- WHAT YOU SHOULD DO:
Set out each line from the following listing that includes the word "options".

- RECORDS FOR THE TASK:
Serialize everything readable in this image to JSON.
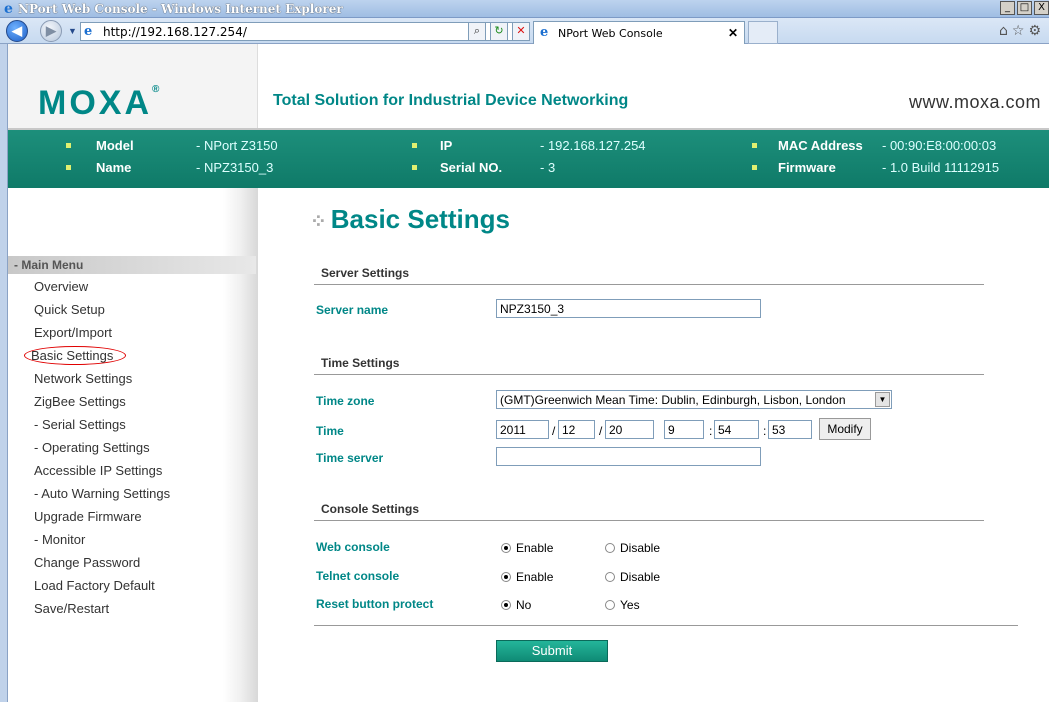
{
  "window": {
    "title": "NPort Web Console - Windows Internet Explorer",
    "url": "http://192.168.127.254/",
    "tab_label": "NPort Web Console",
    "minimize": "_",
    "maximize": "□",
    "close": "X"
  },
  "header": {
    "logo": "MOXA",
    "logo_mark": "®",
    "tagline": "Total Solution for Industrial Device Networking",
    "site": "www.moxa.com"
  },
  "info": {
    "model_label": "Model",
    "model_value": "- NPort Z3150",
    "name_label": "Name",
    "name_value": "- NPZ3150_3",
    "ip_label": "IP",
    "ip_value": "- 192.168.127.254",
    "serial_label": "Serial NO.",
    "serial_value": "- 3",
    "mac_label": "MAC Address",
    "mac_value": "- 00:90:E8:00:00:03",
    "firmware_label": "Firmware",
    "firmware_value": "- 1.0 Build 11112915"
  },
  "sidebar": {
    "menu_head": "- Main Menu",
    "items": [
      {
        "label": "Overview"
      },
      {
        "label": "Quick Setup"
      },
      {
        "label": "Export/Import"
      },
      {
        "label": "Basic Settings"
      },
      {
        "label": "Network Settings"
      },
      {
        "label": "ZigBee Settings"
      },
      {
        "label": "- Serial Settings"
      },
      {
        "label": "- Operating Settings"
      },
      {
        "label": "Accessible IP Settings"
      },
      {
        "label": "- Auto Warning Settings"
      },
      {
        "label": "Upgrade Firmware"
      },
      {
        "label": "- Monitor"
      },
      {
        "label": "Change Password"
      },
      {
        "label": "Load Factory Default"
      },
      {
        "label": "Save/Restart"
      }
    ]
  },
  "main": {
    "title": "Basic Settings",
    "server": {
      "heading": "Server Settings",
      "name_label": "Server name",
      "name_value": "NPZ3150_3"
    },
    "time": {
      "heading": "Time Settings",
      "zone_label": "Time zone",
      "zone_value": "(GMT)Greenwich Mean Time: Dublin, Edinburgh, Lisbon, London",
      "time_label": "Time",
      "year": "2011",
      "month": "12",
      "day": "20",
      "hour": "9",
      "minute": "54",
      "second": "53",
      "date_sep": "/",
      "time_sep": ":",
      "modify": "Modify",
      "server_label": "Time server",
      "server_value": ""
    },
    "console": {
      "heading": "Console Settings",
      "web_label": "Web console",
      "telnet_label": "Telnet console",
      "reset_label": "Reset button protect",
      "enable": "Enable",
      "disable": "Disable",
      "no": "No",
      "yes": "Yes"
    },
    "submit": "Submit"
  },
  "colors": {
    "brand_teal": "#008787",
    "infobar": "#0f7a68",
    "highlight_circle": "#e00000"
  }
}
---
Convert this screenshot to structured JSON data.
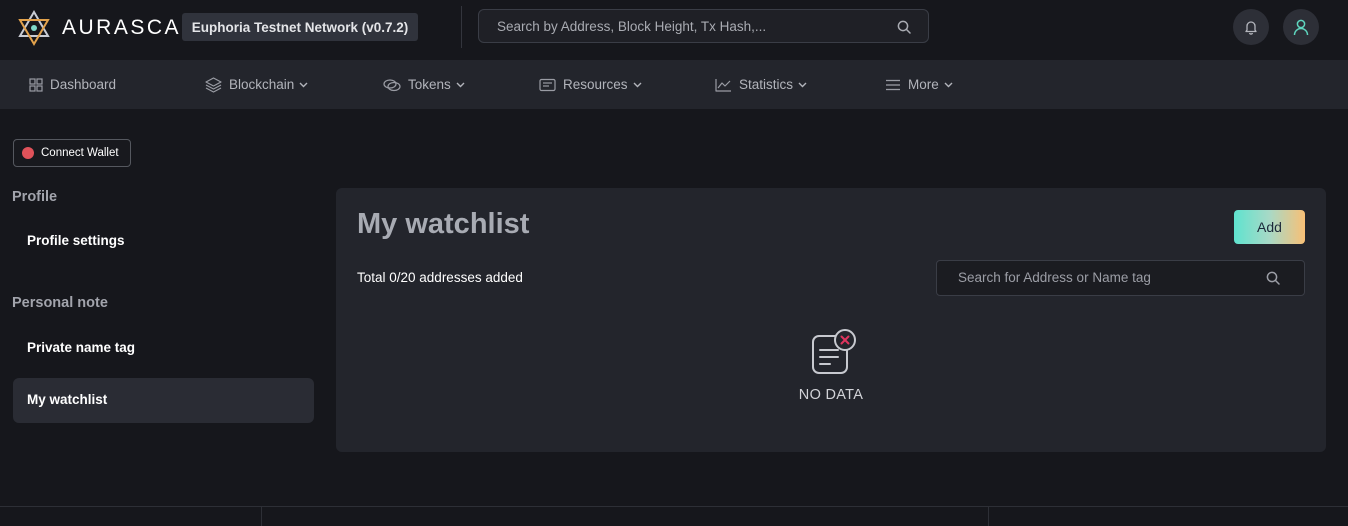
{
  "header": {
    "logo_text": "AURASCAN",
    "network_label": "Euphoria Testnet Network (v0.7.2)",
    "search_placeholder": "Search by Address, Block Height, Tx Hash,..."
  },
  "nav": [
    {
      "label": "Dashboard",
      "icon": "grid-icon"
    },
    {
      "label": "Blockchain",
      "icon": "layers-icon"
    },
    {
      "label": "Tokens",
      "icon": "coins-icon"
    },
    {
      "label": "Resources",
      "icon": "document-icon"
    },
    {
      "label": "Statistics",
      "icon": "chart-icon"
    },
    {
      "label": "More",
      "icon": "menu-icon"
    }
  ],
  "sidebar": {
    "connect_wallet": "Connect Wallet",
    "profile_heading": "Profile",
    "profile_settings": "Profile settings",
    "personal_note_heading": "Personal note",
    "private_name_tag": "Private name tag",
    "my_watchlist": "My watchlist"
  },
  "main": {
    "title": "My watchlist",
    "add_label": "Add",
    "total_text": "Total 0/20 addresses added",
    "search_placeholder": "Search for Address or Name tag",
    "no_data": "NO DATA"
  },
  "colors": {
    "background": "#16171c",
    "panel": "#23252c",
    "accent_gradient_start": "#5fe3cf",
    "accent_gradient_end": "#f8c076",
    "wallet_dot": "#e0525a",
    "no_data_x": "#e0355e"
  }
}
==
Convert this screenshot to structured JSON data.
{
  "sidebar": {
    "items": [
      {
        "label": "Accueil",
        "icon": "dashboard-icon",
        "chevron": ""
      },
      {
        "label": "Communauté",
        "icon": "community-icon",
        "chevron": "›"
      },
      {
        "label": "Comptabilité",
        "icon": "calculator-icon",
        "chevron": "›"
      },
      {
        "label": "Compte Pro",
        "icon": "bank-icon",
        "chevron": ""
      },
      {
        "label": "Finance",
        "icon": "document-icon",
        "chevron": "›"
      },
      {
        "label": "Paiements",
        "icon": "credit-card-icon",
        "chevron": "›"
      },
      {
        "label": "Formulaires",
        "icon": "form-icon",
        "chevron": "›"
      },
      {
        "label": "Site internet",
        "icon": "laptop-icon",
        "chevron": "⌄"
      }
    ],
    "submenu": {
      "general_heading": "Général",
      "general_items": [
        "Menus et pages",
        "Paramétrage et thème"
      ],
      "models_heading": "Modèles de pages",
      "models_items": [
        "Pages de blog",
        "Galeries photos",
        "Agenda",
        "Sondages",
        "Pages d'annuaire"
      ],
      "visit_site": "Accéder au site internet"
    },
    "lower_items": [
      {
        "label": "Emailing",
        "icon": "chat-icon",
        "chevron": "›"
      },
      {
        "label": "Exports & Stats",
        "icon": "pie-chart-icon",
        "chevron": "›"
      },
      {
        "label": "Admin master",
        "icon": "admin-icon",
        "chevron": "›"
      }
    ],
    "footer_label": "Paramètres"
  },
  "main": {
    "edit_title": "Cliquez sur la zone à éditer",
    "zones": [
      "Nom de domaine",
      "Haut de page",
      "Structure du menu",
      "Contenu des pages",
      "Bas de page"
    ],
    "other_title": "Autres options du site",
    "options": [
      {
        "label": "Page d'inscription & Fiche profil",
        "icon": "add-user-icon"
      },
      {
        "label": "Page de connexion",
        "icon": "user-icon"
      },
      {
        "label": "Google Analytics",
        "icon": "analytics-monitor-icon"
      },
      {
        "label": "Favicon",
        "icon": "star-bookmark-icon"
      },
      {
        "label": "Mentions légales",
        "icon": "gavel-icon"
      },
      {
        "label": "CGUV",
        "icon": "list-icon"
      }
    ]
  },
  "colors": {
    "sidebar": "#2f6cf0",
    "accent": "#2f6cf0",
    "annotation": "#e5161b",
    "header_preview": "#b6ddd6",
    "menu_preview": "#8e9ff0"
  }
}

- FINISHED EXERCISE:
    "other_title": "Autres options du site",
    "options": [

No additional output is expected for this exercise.